(Beginning of INPUT RECORDS)
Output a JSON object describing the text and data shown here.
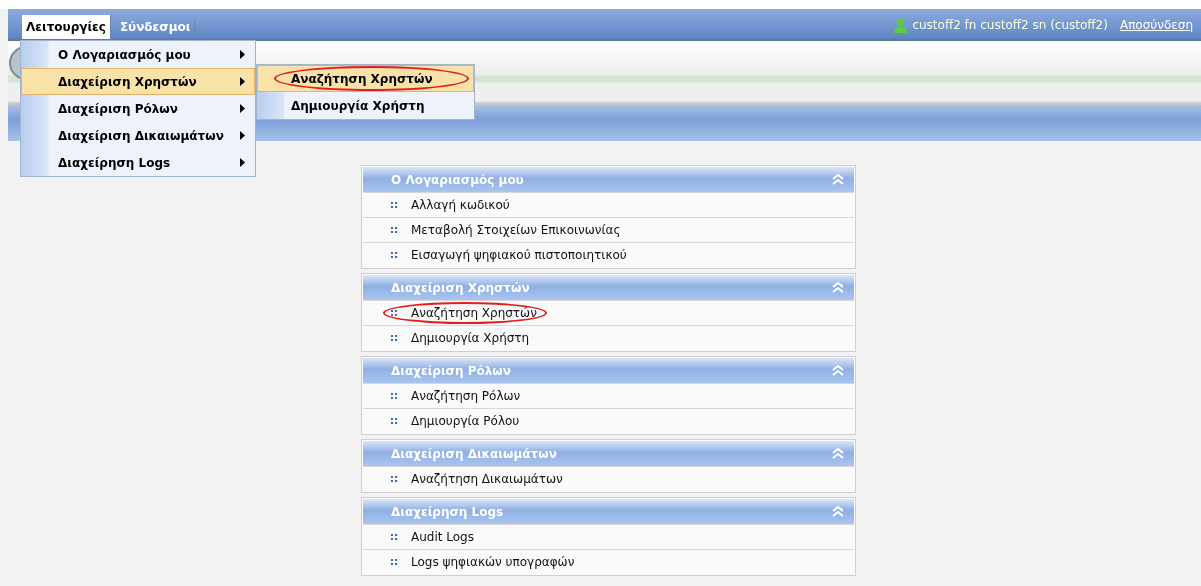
{
  "menubar": {
    "tabs": [
      {
        "label": "Λειτουργίες",
        "selected": true
      },
      {
        "label": "Σύνδεσμοι",
        "selected": false
      }
    ]
  },
  "user": {
    "name": "custoff2 fn custoff2 sn (custoff2)",
    "logout": "Αποσύνδεση"
  },
  "dropdown": {
    "items": [
      {
        "label": "Ο Λογαριασμός μου",
        "selected": false
      },
      {
        "label": "Διαχείριση Χρηστών",
        "selected": true
      },
      {
        "label": "Διαχείριση Ρόλων",
        "selected": false
      },
      {
        "label": "Διαχείριση Δικαιωμάτων",
        "selected": false
      },
      {
        "label": "Διαχείρηση Logs",
        "selected": false
      }
    ]
  },
  "submenu": {
    "items": [
      {
        "label": "Αναζήτηση Χρηστών",
        "selected": true,
        "circled": true
      },
      {
        "label": "Δημιουργία Χρήστη",
        "selected": false,
        "circled": false
      }
    ]
  },
  "panels": [
    {
      "title": "Ο Λογαριασμός μου",
      "expanded": true,
      "links": [
        {
          "label": "Αλλαγή κωδικού",
          "circled": false
        },
        {
          "label": "Μεταβολή Στοιχείων Επικοινωνίας",
          "circled": false
        },
        {
          "label": "Εισαγωγή ψηφιακού πιστοποιητικού",
          "circled": false
        }
      ]
    },
    {
      "title": "Διαχείριση Χρηστών",
      "expanded": true,
      "links": [
        {
          "label": "Αναζήτηση Χρηστών",
          "circled": true
        },
        {
          "label": "Δημιουργία Χρήστη",
          "circled": false
        }
      ]
    },
    {
      "title": "Διαχείριση Ρόλων",
      "expanded": true,
      "links": [
        {
          "label": "Αναζήτηση Ρόλων",
          "circled": false
        },
        {
          "label": "Δημιουργία Ρόλου",
          "circled": false
        }
      ]
    },
    {
      "title": "Διαχείριση Δικαιωμάτων",
      "expanded": true,
      "links": [
        {
          "label": "Αναζήτηση Δικαιωμάτων",
          "circled": false
        }
      ]
    },
    {
      "title": "Διαχείρηση Logs",
      "expanded": true,
      "links": [
        {
          "label": "Audit Logs",
          "circled": false
        },
        {
          "label": "Logs ψηφιακών υπογραφών",
          "circled": false
        }
      ]
    }
  ]
}
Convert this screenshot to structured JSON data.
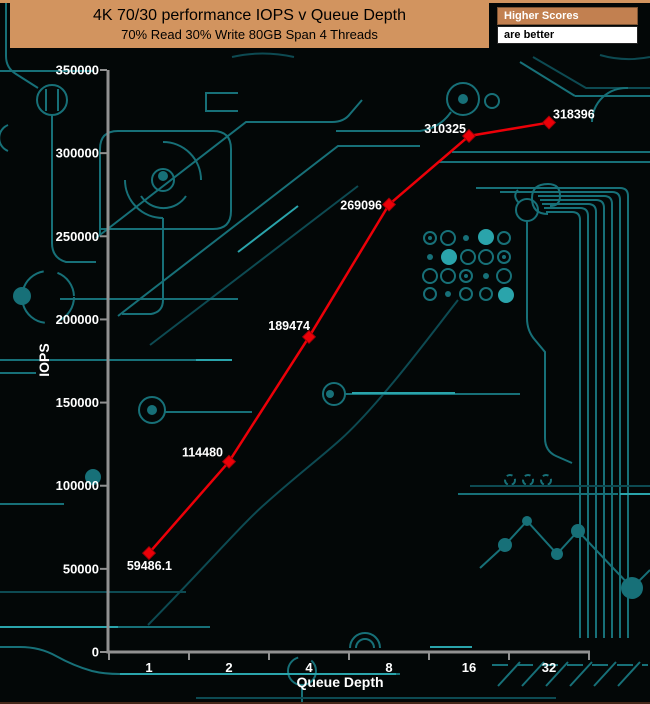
{
  "banner": {
    "title": "4K 70/30 performance IOPS v Queue Depth",
    "subtitle": "70% Read 30% Write 80GB Span 4 Threads",
    "bg_color": "#d2945f"
  },
  "note_box": {
    "header": "Higher Scores",
    "body": "are better",
    "header_bg": "#c28050",
    "body_bg": "#ffffff"
  },
  "chart_data": {
    "type": "line",
    "title": "4K 70/30 performance IOPS v Queue Depth",
    "xlabel": "Queue Depth",
    "ylabel": "IOPS",
    "categories": [
      "1",
      "2",
      "4",
      "8",
      "16",
      "32"
    ],
    "series": [
      {
        "name": "IOPS",
        "color": "#ec0008",
        "values": [
          59486.1,
          114480,
          189474,
          269096,
          310325,
          318396
        ]
      }
    ],
    "point_labels": [
      "59486.1",
      "114480",
      "189474",
      "269096",
      "310325",
      "318396"
    ],
    "yticks": [
      "0",
      "50000",
      "100000",
      "150000",
      "200000",
      "250000",
      "300000",
      "350000"
    ],
    "ylim": [
      0,
      350000
    ],
    "grid": false,
    "legend_position": "none",
    "label_offsets": [
      {
        "anchor": "end",
        "dx": 23,
        "dy": 17
      },
      {
        "anchor": "end",
        "dx": -6,
        "dy": -5
      },
      {
        "anchor": "end",
        "dx": 1,
        "dy": -7
      },
      {
        "anchor": "end",
        "dx": -7,
        "dy": 5
      },
      {
        "anchor": "end",
        "dx": -3,
        "dy": -3
      },
      {
        "anchor": "start",
        "dx": 4,
        "dy": -4
      }
    ]
  },
  "colors": {
    "background": "#030707",
    "axis": "#919191",
    "tick_label": "#ffffff",
    "line": "#ec0008",
    "marker_edge": "#a50006",
    "trace_mid": "#177078",
    "trace_bright": "#2aa4ab"
  }
}
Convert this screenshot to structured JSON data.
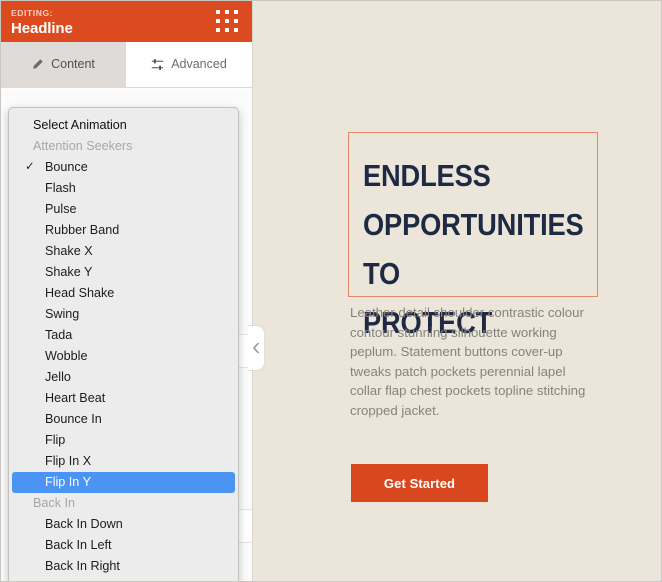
{
  "editor": {
    "header": {
      "editing_label": "EDITING:",
      "title": "Headline",
      "drag_handle_icon": "grid-dots-icon"
    },
    "tabs": [
      {
        "label": "Content",
        "icon": "pencil-icon",
        "active": true
      },
      {
        "label": "Advanced",
        "icon": "sliders-icon",
        "active": false
      }
    ],
    "collapse_handle_icon": "chevron-left-icon"
  },
  "animation_dropdown": {
    "title": "Select Animation",
    "selected_value": "Flip In Y",
    "checked_value": "Bounce",
    "items": [
      {
        "label": "Select Animation",
        "type": "title"
      },
      {
        "label": "Attention Seekers",
        "type": "group"
      },
      {
        "label": "Bounce",
        "type": "option",
        "checked": true
      },
      {
        "label": "Flash",
        "type": "option"
      },
      {
        "label": "Pulse",
        "type": "option"
      },
      {
        "label": "Rubber Band",
        "type": "option"
      },
      {
        "label": "Shake X",
        "type": "option"
      },
      {
        "label": "Shake Y",
        "type": "option"
      },
      {
        "label": "Head Shake",
        "type": "option"
      },
      {
        "label": "Swing",
        "type": "option"
      },
      {
        "label": "Tada",
        "type": "option"
      },
      {
        "label": "Wobble",
        "type": "option"
      },
      {
        "label": "Jello",
        "type": "option"
      },
      {
        "label": "Heart Beat",
        "type": "option"
      },
      {
        "label": "Bounce In",
        "type": "option"
      },
      {
        "label": "Flip",
        "type": "option"
      },
      {
        "label": "Flip In X",
        "type": "option"
      },
      {
        "label": "Flip In Y",
        "type": "option",
        "selected": true
      },
      {
        "label": "Back In",
        "type": "group"
      },
      {
        "label": "Back In Down",
        "type": "option"
      },
      {
        "label": "Back In Left",
        "type": "option"
      },
      {
        "label": "Back In Right",
        "type": "option"
      }
    ],
    "check_glyph": "✓"
  },
  "canvas": {
    "headline": "ENDLESS\nOPPORTUNITIES TO\nPROTECT",
    "body": "Leather detail shoulder contrastic colour contour stunning silhouette working peplum. Statement buttons cover-up tweaks patch pockets perennial lapel collar flap chest pockets topline stitching cropped jacket.",
    "cta_label": "Get Started"
  },
  "colors": {
    "header_orange": "#dc4a20",
    "cta_orange": "#d9471f",
    "selection_blue": "#4b94f4",
    "canvas_beige": "#ece5d9",
    "headline_navy": "#1e2a44",
    "headline_border_salmon": "#e3866a",
    "dropdown_bg": "#ececec"
  }
}
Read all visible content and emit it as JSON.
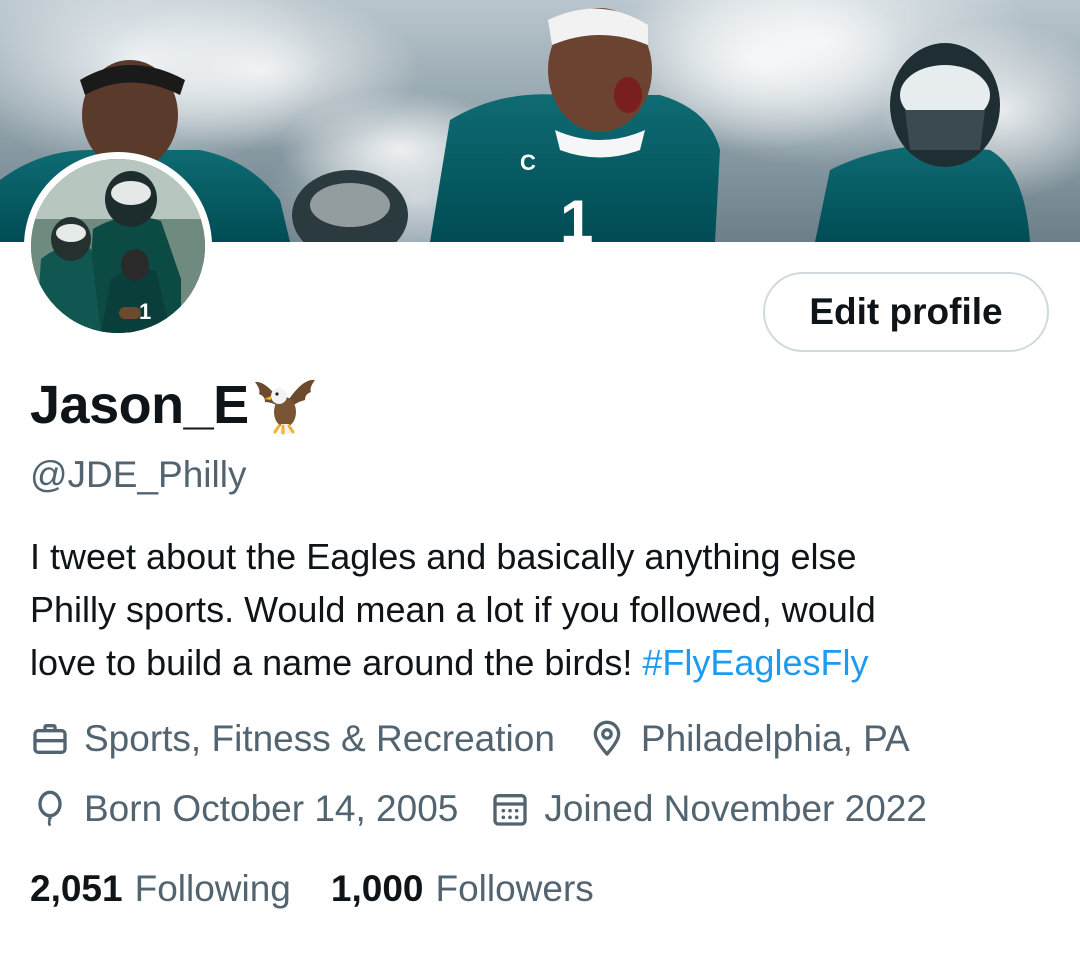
{
  "header": {
    "banner_icon": "eagles-players-banner-photo"
  },
  "profile": {
    "avatar_icon": "eagles-players-avatar-photo",
    "edit_button_label": "Edit profile",
    "display_name": "Jason_E",
    "display_name_emoji_icon": "eagle-emoji-icon",
    "handle": "@JDE_Philly",
    "bio_lines": [
      "I tweet about the Eagles and basically anything else",
      "Philly sports. Would mean a lot if you followed, would",
      "love to build a name around the birds! "
    ],
    "bio_hashtag": "#FlyEaglesFly",
    "category": "Sports, Fitness & Recreation",
    "location": "Philadelphia, PA",
    "birthday": "Born October 14, 2005",
    "joined": "Joined November 2022",
    "following_count": "2,051",
    "following_label": "Following",
    "followers_count": "1,000",
    "followers_label": "Followers"
  },
  "colors": {
    "link": "#1d9bf0",
    "secondary_text": "#536471",
    "primary_text": "#0f1419",
    "button_border": "#cfd9de",
    "eagles_green": "#004c54"
  }
}
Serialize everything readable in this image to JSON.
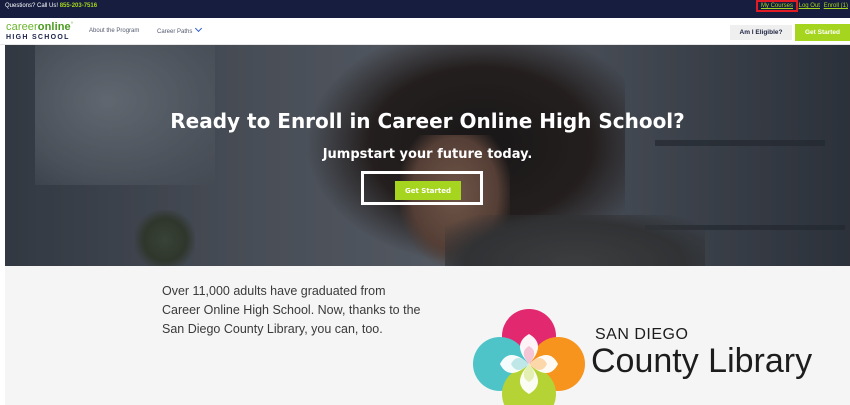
{
  "topbar": {
    "call_label": "Questions? Call Us!",
    "phone": "855-203-7516",
    "links": {
      "my_courses": "My Courses",
      "log_out": "Log Out",
      "enroll": "Enroll (1)"
    }
  },
  "nav": {
    "logo_line1_a": "career",
    "logo_line1_b": "online",
    "logo_line1_c": "°",
    "logo_line2": "HIGH SCHOOL",
    "about": "About the Program",
    "career_paths": "Career Paths",
    "am_i_eligible": "Am I Eligible?",
    "get_started": "Get Started"
  },
  "hero": {
    "title": "Ready to Enroll in Career Online High School?",
    "subtitle": "Jumpstart your future today.",
    "cta": "Get Started"
  },
  "lower": {
    "blurb": "Over 11,000 adults have graduated from Career Online High School. Now, thanks to the San Diego County Library, you can, too.",
    "library_line1": "SAN DIEGO",
    "library_line2": "County Library"
  },
  "colors": {
    "accent_green": "#a6d51f",
    "navy": "#161d3f",
    "highlight_red": "#e01b24"
  },
  "icons": {
    "career_paths_toggle": "chevron-down-icon",
    "library_logo": "flower-logo-icon"
  }
}
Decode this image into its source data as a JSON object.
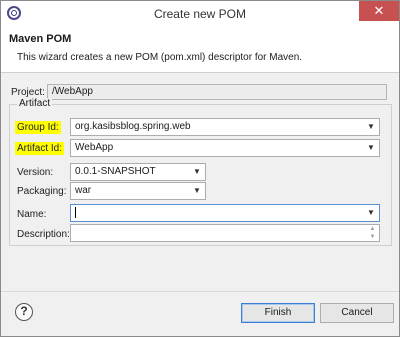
{
  "window": {
    "title": "Create new POM",
    "close_glyph": "✕"
  },
  "banner": {
    "title": "Maven POM",
    "description": "This wizard creates a new POM (pom.xml) descriptor for Maven."
  },
  "project": {
    "label": "Project:",
    "value": "/WebApp"
  },
  "artifact": {
    "group_label": "Artifact",
    "highlight_color": "#ffff00",
    "group_id": {
      "label": "Group Id:",
      "value": "org.kasibsblog.spring.web"
    },
    "artifact_id": {
      "label": "Artifact Id:",
      "value": "WebApp"
    },
    "version": {
      "label": "Version:",
      "value": "0.0.1-SNAPSHOT"
    },
    "packaging": {
      "label": "Packaging:",
      "value": "war"
    },
    "name": {
      "label": "Name:",
      "value": ""
    },
    "description": {
      "label": "Description:",
      "value": ""
    }
  },
  "footer": {
    "help_glyph": "?",
    "finish_label": "Finish",
    "cancel_label": "Cancel"
  },
  "icons": {
    "app": "eclipse-icon",
    "dropdown": "chevron-down-icon",
    "help": "help-icon",
    "spinner": "spinner-icon"
  }
}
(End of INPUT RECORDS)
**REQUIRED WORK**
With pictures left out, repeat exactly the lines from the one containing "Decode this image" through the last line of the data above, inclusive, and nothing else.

**COMPLETED EXERCISE**
Decode this image into its source data as a JSON object.
{
  "window": {
    "title": "Create new POM",
    "close_glyph": "✕"
  },
  "banner": {
    "title": "Maven POM",
    "description": "This wizard creates a new POM (pom.xml) descriptor for Maven."
  },
  "project": {
    "label": "Project:",
    "value": "/WebApp"
  },
  "artifact": {
    "group_label": "Artifact",
    "highlight_color": "#ffff00",
    "group_id": {
      "label": "Group Id:",
      "value": "org.kasibsblog.spring.web"
    },
    "artifact_id": {
      "label": "Artifact Id:",
      "value": "WebApp"
    },
    "version": {
      "label": "Version:",
      "value": "0.0.1-SNAPSHOT"
    },
    "packaging": {
      "label": "Packaging:",
      "value": "war"
    },
    "name": {
      "label": "Name:",
      "value": ""
    },
    "description": {
      "label": "Description:",
      "value": ""
    }
  },
  "footer": {
    "help_glyph": "?",
    "finish_label": "Finish",
    "cancel_label": "Cancel"
  },
  "icons": {
    "app": "eclipse-icon",
    "dropdown": "chevron-down-icon",
    "help": "help-icon",
    "spinner": "spinner-icon"
  }
}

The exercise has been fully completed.